Icebreakers may sound like nothing more than a little game at the beginning of camp. And sure, they can be fun and a little goofy. But they’re also part of a broader effort that is crucial to your camp’s success: making everyone feel welcome and excited to be at camp. That warm, welcoming atmosphere is important if you want your campers to get the most out of the activities you’ve planned; it makes teamwork and cooperation easier. Investing in some bonding and icebreaking from the get-go can pay off down the line.
Make a great first impression with campers before using ice breakers. Try our free online summer camp forms to register new campers, gather feedback, and more!
That’s why it’s important to think of a few icebreakers so that you can get out of that early camp awkwardness and start having fun.
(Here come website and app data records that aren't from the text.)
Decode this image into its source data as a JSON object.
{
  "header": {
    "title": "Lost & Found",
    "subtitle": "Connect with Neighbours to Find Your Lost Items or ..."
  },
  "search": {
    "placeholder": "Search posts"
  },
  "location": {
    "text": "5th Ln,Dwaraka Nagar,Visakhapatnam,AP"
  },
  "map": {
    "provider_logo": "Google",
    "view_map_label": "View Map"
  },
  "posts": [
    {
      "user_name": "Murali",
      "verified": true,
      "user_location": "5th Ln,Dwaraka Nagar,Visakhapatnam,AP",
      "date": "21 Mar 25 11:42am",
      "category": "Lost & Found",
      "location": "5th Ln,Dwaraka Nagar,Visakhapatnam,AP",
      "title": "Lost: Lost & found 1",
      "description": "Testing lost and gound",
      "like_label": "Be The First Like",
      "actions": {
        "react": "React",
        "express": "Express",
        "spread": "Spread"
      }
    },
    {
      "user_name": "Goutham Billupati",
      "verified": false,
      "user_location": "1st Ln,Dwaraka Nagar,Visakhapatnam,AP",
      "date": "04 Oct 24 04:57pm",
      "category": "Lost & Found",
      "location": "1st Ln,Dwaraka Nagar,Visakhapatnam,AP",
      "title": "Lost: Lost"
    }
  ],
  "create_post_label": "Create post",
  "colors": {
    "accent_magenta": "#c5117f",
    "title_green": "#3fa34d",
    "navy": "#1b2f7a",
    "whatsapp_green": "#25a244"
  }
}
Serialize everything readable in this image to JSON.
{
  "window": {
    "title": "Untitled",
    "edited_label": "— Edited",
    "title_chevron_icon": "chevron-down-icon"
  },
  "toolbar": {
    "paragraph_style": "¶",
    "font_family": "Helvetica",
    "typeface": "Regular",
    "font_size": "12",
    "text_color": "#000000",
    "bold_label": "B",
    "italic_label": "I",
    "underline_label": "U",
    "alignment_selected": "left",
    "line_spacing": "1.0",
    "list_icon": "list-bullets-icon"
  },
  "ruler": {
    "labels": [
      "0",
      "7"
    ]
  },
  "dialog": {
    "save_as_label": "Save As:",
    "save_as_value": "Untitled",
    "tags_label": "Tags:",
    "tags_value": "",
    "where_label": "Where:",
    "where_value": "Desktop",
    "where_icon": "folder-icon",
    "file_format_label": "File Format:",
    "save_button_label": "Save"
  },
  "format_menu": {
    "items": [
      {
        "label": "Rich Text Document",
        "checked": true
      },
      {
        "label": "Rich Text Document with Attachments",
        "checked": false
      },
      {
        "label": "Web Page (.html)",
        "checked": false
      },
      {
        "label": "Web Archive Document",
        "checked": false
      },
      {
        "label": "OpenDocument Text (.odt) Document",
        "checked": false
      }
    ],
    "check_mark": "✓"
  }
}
Here are a few summer camp icebreakers that have helped counselors in the past:
- “Where are we all from?” This is a simple question that can open up a world of discussion. Your campers might come from different places around the world — or they might all go to the same middle school. Ask this question to contextualize your campers to each other and find commonalities.
- “What’s your favorite ____?” Have your campers discuss their favorite activities, music, books, or anything else that springs to mind. Watch as campers identify similar preferences and begin to connect around shared interests.
- “What gets you excited in the morning?” This more open-ended type of question lets your campers express what they’re truly passionate about. What gets them ready to tackle the day? It might be a sport, a friend, a family member, anything. And while it may sound cheesy, learning what truly ignites passion is a great way to understand someone on a deeper level.
- Two truths and a lie. This activity is a great way to learn some basics about each camper — and it can also lead to some hilarious lies! You’ll learn basic information and fun facts from the truths and learn quite a bit about each camper’s personality from the lie they end up telling.
- Trust exercises or team-building exercises. Storytelling sessions and blindfold games are just two examples of the many organized exercises that can help put campers who might not know each other in a trusting and cooperative frame of mind.
- Open mic night. Does it sound a little intimidating? Sure it does! But that’s part of the fun of hosting an open mic night where campers get up on stage and perform…anything! And if certain campers aren’t keen on taking the stage, you can have campers perform in teams. They’ll get to face a challenge together and show off their talents. Whether it’s telling a few jokes, singing, or something totally “out there,” having campers perform in front of each other is an exciting chance to break the ice.
- Design name tags. This is a great crafting exercise, especially if you’re running a camp for younger children. Have your campers create a unique artistic expression of their name, then ask them to introduce themselves to the group and describe why the craft they’ve made represents who they are.
Whenever you design an activity for your camp, you want to make sure the end goal and outcome are clear. Each activity should build a certain skill or understanding. With icebreakers, the outcome is very simple: You want your campers to get to know each other. So what are you waiting for? Break the ice with a few of these activities and get ready to watch lasting friendships form.